EXERCISE MATERIALS >>
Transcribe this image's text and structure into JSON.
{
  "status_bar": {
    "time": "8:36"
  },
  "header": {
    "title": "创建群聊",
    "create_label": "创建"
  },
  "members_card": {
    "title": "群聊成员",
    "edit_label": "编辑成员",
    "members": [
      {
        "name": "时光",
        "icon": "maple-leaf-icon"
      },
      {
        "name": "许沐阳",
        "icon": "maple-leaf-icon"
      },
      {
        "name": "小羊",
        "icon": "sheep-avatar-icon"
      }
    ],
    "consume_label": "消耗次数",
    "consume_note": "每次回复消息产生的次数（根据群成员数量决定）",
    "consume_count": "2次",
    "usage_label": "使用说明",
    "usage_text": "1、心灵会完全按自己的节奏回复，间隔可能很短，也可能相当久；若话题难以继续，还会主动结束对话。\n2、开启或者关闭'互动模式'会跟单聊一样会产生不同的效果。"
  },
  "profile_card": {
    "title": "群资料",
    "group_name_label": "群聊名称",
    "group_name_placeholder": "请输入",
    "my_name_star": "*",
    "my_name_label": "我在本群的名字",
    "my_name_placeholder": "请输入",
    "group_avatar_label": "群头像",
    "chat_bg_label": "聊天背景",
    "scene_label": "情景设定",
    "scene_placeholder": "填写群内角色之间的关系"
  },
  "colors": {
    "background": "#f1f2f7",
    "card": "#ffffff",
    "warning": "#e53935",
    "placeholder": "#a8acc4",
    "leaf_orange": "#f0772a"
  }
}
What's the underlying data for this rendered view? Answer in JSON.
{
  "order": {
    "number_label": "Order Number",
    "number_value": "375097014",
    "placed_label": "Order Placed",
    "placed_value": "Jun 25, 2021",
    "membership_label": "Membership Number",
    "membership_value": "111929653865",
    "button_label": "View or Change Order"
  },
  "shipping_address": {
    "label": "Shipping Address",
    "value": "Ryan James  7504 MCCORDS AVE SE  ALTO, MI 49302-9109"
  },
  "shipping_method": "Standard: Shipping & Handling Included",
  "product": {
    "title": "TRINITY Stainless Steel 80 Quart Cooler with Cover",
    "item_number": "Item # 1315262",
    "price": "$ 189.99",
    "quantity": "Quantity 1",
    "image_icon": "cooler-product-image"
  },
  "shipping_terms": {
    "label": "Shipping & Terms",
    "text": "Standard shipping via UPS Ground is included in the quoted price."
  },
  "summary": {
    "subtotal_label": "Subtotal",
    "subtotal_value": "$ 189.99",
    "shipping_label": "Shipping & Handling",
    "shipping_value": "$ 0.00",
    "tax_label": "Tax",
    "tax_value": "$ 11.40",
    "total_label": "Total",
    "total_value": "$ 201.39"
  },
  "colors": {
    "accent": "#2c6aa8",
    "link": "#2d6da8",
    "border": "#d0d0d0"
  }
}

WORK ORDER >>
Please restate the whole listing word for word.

EXPECTED ANSWER >>
Transcribe this image's text and structure into JSON.
{
  "status_bar": {
    "time": "8:36"
  },
  "header": {
    "title": "创建群聊",
    "create_label": "创建"
  },
  "members_card": {
    "title": "群聊成员",
    "edit_label": "编辑成员",
    "members": [
      {
        "name": "时光",
        "icon": "maple-leaf-icon"
      },
      {
        "name": "许沐阳",
        "icon": "maple-leaf-icon"
      },
      {
        "name": "小羊",
        "icon": "sheep-avatar-icon"
      }
    ],
    "consume_label": "消耗次数",
    "consume_note": "每次回复消息产生的次数（根据群成员数量决定）",
    "consume_count": "2次",
    "usage_label": "使用说明",
    "usage_text": "1、心灵会完全按自己的节奏回复，间隔可能很短，也可能相当久；若话题难以继续，还会主动结束对话。\n2、开启或者关闭'互动模式'会跟单聊一样会产生不同的效果。"
  },
  "profile_card": {
    "title": "群资料",
    "group_name_label": "群聊名称",
    "group_name_placeholder": "请输入",
    "my_name_star": "*",
    "my_name_label": "我在本群的名字",
    "my_name_placeholder": "请输入",
    "group_avatar_label": "群头像",
    "chat_bg_label": "聊天背景",
    "scene_label": "情景设定",
    "scene_placeholder": "填写群内角色之间的关系"
  },
  "colors": {
    "background": "#f1f2f7",
    "card": "#ffffff",
    "warning": "#e53935",
    "placeholder": "#a8acc4",
    "leaf_orange": "#f0772a"
  }
}
What's the underlying data for this rendered view? Answer in JSON.
{
  "order": {
    "number_label": "Order Number",
    "number_value": "375097014",
    "placed_label": "Order Placed",
    "placed_value": "Jun 25, 2021",
    "membership_label": "Membership Number",
    "membership_value": "111929653865",
    "button_label": "View or Change Order"
  },
  "shipping_address": {
    "label": "Shipping Address",
    "value": "Ryan James  7504 MCCORDS AVE SE  ALTO, MI 49302-9109"
  },
  "shipping_method": "Standard: Shipping & Handling Included",
  "product": {
    "title": "TRINITY Stainless Steel 80 Quart Cooler with Cover",
    "item_number": "Item # 1315262",
    "price": "$ 189.99",
    "quantity": "Quantity 1",
    "image_icon": "cooler-product-image"
  },
  "shipping_terms": {
    "label": "Shipping & Terms",
    "text": "Standard shipping via UPS Ground is included in the quoted price."
  },
  "summary": {
    "subtotal_label": "Subtotal",
    "subtotal_value": "$ 189.99",
    "shipping_label": "Shipping & Handling",
    "shipping_value": "$ 0.00",
    "tax_label": "Tax",
    "tax_value": "$ 11.40",
    "total_label": "Total",
    "total_value": "$ 201.39"
  },
  "colors": {
    "accent": "#2c6aa8",
    "link": "#2d6da8",
    "border": "#d0d0d0"
  }
}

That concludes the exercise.